Rover received an unexpected boost as new car sales figures showed a 117% rise in sales for the marque in April, the month when BMW announced it was up for sale.
Sales of Rovers increased from 10,500 in April 1999 to 22,700 in April 2000 against a background of falling sales in the car market generally, the Society of Motor Manufacturers and Traders said.
Rover was the second-best-selling brand with a market share of 13.5%, not far behind the traditional leader, Ford, which took 14.5%. Rover’s 25 model was the month’s best seller, while the 75 took fifth place.
Some commentators suggested the rise in sales was due to discounts, with Rover effectively buying market share at the expense of its own profitability.
It could also reflect feelings of loyalty on the part of consumers as the brand appeared threatened.

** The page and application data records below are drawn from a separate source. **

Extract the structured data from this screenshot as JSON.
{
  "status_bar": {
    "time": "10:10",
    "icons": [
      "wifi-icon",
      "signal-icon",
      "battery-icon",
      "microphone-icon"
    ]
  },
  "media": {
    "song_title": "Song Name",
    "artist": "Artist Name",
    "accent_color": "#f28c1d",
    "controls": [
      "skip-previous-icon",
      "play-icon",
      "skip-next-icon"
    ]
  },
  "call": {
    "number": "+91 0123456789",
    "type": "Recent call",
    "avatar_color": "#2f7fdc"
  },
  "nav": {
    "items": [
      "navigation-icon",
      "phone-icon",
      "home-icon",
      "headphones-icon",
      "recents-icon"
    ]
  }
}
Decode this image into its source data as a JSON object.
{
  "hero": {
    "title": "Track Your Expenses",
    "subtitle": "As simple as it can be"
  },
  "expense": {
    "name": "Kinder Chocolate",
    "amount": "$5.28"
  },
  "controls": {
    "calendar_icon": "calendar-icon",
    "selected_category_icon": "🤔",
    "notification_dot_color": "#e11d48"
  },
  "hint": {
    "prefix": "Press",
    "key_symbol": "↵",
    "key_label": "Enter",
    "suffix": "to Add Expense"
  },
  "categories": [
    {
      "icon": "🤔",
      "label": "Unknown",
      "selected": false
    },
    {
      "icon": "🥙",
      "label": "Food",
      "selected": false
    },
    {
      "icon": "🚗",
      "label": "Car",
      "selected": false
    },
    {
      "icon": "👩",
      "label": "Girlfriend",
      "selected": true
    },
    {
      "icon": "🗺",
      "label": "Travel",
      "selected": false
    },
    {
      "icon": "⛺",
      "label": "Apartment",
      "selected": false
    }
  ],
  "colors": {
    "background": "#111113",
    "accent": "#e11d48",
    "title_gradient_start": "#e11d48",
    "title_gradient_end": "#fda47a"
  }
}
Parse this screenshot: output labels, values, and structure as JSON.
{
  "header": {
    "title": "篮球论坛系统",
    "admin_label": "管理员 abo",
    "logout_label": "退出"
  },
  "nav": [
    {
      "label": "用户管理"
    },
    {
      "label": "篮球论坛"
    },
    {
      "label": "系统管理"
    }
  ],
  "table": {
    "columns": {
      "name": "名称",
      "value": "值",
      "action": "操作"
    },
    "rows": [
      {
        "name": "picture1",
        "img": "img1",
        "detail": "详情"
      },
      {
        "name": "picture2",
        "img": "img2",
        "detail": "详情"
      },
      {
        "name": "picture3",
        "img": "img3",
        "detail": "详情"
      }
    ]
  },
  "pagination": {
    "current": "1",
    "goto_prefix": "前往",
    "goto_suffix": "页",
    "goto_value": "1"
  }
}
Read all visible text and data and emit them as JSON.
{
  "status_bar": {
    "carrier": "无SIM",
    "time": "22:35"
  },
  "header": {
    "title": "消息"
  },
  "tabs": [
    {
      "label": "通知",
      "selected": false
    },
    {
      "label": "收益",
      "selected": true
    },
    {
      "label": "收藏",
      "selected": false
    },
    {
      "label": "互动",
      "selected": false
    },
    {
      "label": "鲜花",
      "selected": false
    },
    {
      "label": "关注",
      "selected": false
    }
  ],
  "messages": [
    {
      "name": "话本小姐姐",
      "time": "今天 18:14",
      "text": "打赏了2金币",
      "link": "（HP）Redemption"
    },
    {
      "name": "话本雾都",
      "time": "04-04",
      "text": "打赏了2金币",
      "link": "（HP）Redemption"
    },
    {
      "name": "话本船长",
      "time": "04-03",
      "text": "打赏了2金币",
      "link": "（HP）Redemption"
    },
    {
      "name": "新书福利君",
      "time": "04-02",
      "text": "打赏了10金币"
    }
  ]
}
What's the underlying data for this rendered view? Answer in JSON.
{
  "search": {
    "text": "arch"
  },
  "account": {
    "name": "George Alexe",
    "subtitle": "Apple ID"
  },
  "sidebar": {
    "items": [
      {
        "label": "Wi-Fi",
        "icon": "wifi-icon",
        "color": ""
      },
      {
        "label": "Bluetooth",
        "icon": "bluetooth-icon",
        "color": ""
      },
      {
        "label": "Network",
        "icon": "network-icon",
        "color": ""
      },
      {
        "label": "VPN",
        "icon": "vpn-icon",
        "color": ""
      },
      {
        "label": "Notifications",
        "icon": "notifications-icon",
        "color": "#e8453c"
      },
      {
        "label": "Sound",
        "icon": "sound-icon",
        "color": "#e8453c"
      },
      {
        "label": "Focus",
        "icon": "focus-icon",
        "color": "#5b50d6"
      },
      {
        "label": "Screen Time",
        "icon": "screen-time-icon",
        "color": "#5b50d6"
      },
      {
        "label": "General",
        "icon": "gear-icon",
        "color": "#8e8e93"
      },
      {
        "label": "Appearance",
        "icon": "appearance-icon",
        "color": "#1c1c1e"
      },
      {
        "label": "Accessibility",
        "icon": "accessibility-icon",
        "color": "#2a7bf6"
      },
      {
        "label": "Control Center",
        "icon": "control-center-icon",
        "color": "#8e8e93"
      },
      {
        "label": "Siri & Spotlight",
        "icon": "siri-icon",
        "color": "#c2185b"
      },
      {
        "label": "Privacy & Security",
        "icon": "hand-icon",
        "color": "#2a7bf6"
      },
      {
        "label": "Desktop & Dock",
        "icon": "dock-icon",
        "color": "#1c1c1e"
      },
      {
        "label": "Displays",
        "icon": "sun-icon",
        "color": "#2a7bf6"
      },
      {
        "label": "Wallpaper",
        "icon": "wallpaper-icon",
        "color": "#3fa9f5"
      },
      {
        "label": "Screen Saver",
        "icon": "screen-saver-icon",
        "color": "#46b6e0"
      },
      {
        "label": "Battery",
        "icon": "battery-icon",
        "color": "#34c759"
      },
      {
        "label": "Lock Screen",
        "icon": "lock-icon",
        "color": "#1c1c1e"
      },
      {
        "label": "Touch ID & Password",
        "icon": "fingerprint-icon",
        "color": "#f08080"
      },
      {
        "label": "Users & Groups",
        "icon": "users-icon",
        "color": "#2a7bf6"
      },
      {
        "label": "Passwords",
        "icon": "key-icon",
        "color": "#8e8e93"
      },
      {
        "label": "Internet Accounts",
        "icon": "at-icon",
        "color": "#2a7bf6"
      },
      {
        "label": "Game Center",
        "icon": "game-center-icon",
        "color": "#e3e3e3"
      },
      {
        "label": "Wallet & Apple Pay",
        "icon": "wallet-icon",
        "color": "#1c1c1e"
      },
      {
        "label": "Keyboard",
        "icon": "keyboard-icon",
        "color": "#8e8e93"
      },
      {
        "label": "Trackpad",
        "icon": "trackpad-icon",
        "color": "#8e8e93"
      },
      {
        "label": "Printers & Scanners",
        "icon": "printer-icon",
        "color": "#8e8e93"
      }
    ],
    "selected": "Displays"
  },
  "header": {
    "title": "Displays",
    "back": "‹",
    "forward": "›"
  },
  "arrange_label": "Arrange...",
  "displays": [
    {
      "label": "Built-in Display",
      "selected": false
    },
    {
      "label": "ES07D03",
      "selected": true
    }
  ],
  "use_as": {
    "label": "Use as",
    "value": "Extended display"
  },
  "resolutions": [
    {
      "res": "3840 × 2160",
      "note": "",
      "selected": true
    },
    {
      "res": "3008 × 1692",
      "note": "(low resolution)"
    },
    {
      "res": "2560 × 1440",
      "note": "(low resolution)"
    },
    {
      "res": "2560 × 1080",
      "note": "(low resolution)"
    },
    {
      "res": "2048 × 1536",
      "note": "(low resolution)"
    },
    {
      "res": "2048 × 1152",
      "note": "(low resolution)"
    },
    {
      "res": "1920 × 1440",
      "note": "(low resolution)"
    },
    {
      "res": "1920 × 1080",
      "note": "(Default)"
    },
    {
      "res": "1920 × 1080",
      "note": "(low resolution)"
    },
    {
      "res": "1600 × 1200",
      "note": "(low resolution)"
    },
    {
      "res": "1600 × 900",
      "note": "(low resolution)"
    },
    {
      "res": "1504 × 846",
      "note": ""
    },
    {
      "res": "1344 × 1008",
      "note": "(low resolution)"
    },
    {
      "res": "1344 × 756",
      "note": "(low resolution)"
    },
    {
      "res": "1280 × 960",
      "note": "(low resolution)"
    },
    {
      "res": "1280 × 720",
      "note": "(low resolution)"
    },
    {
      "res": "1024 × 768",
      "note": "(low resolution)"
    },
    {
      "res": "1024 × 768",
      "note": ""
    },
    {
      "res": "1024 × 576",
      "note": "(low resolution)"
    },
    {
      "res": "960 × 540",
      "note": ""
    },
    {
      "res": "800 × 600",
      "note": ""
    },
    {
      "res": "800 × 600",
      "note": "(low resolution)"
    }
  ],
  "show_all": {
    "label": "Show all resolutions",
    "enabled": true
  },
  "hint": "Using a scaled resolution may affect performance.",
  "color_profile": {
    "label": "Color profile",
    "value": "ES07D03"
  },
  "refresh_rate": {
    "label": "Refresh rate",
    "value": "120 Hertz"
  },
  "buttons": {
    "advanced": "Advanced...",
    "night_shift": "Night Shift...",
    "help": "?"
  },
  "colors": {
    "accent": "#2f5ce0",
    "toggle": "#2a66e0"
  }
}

The Phoenix consortium, which is bidding to buy Rover, will hope that the rise is more permanent as it negotiates with banks to secure funding for its bid. Phoenix plans to keep mass production at Rover’s Longbridge plant, and any sign that Rover is recovering in the mass car market will make Phoenix’s bid more attractive.
UK-made cars gained ground on imports for the second month running. The market share of imports fell to its lowers level since June 1998, at 65.6%.
But the SMMT is predicting a drop in UK production and a rise in imports due to the prolonged weakness of the euro. It has scaled back its forecast for cars manufactured in the UK in 2000 from 1.8m units to 1.65m. The market for cars is expected to stay stable at 2.2m.